Your post seems to engage with something I have been thinking about recently, namely what are the underlying meanings that politicians, journalists and others give to the different social positions people inhabit when they talk about 'social mobility'.

'Middle class' is constructed as something to which to aspire, and it seems to me that the dominant meanings given to those who inhabit this class are that they are hard-working, law abiding, respectable and self-dependent. In so being, those who inhabit the working class are constructed as lazy, untrustworthy, dishonest and welfare scroungers. The big turnaround over the last thirty years or so is that to be working class, rather than about being something to be proud, is shameful and to be rejected. Such is the power of labelling that people often go on to believe and act accordingly - both those within and outside that social grouping.
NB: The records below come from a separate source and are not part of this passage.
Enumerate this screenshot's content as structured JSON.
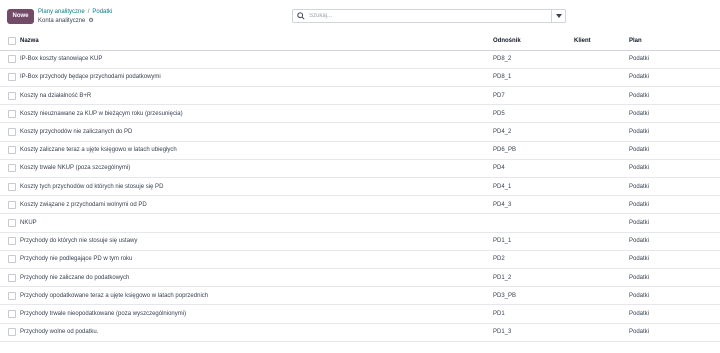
{
  "toolbar": {
    "new_button": "Nowe"
  },
  "breadcrumb": {
    "parent": "Plany analityczne",
    "current": "Podatki",
    "separator": "/"
  },
  "subtitle": "Konta analityczne",
  "search": {
    "placeholder": "Szukaj..."
  },
  "table": {
    "headers": {
      "name": "Nazwa",
      "ref": "Odnośnik",
      "client": "Klient",
      "plan": "Plan"
    },
    "rows": [
      {
        "name": "IP-Box koszty stanowiące KUP",
        "ref": "PD8_2",
        "client": "",
        "plan": "Podatki"
      },
      {
        "name": "IP-Box przychody będące przychodami podatkowymi",
        "ref": "PD8_1",
        "client": "",
        "plan": "Podatki"
      },
      {
        "name": "Koszty na działalność B+R",
        "ref": "PD7",
        "client": "",
        "plan": "Podatki"
      },
      {
        "name": "Koszty nieuznawane za KUP w bieżącym roku (przesunięcia)",
        "ref": "PD5",
        "client": "",
        "plan": "Podatki"
      },
      {
        "name": "Koszty przychodów nie zaliczanych do PD",
        "ref": "PD4_2",
        "client": "",
        "plan": "Podatki"
      },
      {
        "name": "Koszty zaliczane teraz a ujęte księgowo w latach ubiegłych",
        "ref": "PD6_PB",
        "client": "",
        "plan": "Podatki"
      },
      {
        "name": "Koszty trwale NKUP (poza szczególnymi)",
        "ref": "PD4",
        "client": "",
        "plan": "Podatki"
      },
      {
        "name": "Koszty tych przychodów od których nie stosuje się PD",
        "ref": "PD4_1",
        "client": "",
        "plan": "Podatki"
      },
      {
        "name": "Koszty związane z przychodami wolnymi od PD",
        "ref": "PD4_3",
        "client": "",
        "plan": "Podatki"
      },
      {
        "name": "NKUP",
        "ref": "",
        "client": "",
        "plan": "Podatki"
      },
      {
        "name": "Przychody do których nie stosuje się ustawy",
        "ref": "PD1_1",
        "client": "",
        "plan": "Podatki"
      },
      {
        "name": "Przychody nie podlegające PD w tym roku",
        "ref": "PD2",
        "client": "",
        "plan": "Podatki"
      },
      {
        "name": "Przychody nie zaliczane do podatkowych",
        "ref": "PD1_2",
        "client": "",
        "plan": "Podatki"
      },
      {
        "name": "Przychody opodatkowane teraz a ujęte księgowo w latach poprzednich",
        "ref": "PD3_PB",
        "client": "",
        "plan": "Podatki"
      },
      {
        "name": "Przychody trwale nieopodatkowane (poza wyszczególnionymi)",
        "ref": "PD1",
        "client": "",
        "plan": "Podatki"
      },
      {
        "name": "Przychody wolne od podatku.",
        "ref": "PD1_3",
        "client": "",
        "plan": "Podatki"
      }
    ]
  }
}
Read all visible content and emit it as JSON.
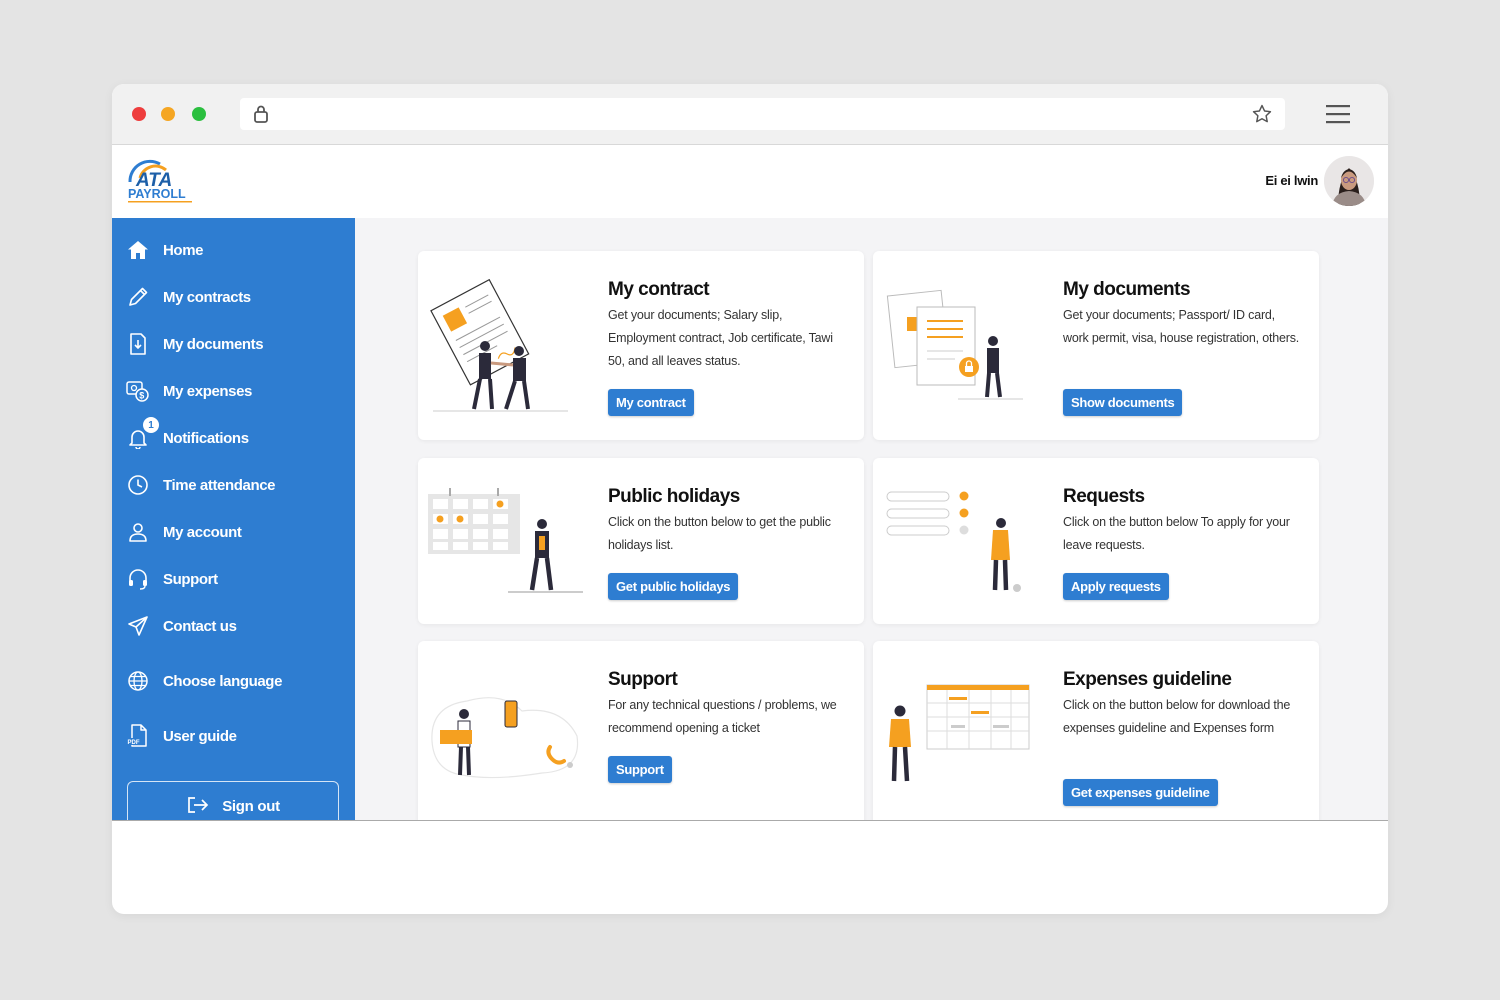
{
  "app": {
    "logo_top": "ATA",
    "logo_bottom": "PAYROLL",
    "user_name": "Ei ei lwin"
  },
  "colors": {
    "primary": "#2e7dd1",
    "accent": "#f5a020",
    "dark": "#2b2a3a"
  },
  "sidebar": {
    "items": [
      {
        "label": "Home",
        "icon": "home-icon"
      },
      {
        "label": "My contracts",
        "icon": "pencil-icon"
      },
      {
        "label": "My documents",
        "icon": "document-download-icon"
      },
      {
        "label": "My expenses",
        "icon": "expenses-icon"
      },
      {
        "label": "Notifications",
        "icon": "bell-icon",
        "badge": "1"
      },
      {
        "label": "Time attendance",
        "icon": "clock-icon"
      },
      {
        "label": "My account",
        "icon": "user-icon"
      },
      {
        "label": "Support",
        "icon": "headset-icon"
      },
      {
        "label": "Contact us",
        "icon": "paper-plane-icon"
      },
      {
        "label": "Choose language",
        "icon": "globe-icon"
      },
      {
        "label": "User guide",
        "icon": "pdf-icon"
      }
    ],
    "signout_label": "Sign out"
  },
  "cards": [
    {
      "title": "My contract",
      "text": "Get your documents; Salary slip, Employment contract, Job certificate, Tawi 50, and all leaves status.",
      "button": "My contract"
    },
    {
      "title": "My documents",
      "text": "Get your documents; Passport/ ID card, work permit, visa, house registration, others.",
      "button": "Show documents"
    },
    {
      "title": "Public holidays",
      "text": "Click on the button below to get the public holidays list.",
      "button": "Get public holidays"
    },
    {
      "title": "Requests",
      "text": "Click on the button below To apply for your leave requests.",
      "button": "Apply requests"
    },
    {
      "title": "Support",
      "text": "For any technical questions / problems, we recommend opening a ticket",
      "button": "Support"
    },
    {
      "title": "Expenses guideline",
      "text": "Click on the button below for download the expenses guideline and Expenses form",
      "button": "Get expenses guideline"
    }
  ]
}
All this labelling helps to reinforce the status of middle class people and the status quo. It seems to me that what you are calling for, and what I suggest here, includes the need for a renewed consciousness raising by those who fall outside of the middle class, and for them to self-organise and co-operate to generate the types of social organisations about which you speak.

Al Shaw said...

It's interesting as well in the PM's original speech that he specifically cites a number of markers which he suggests are indicators of social mbility into the (desireable) middle class: car ownership and taking foreign holidays are included in his list.

Ho hum.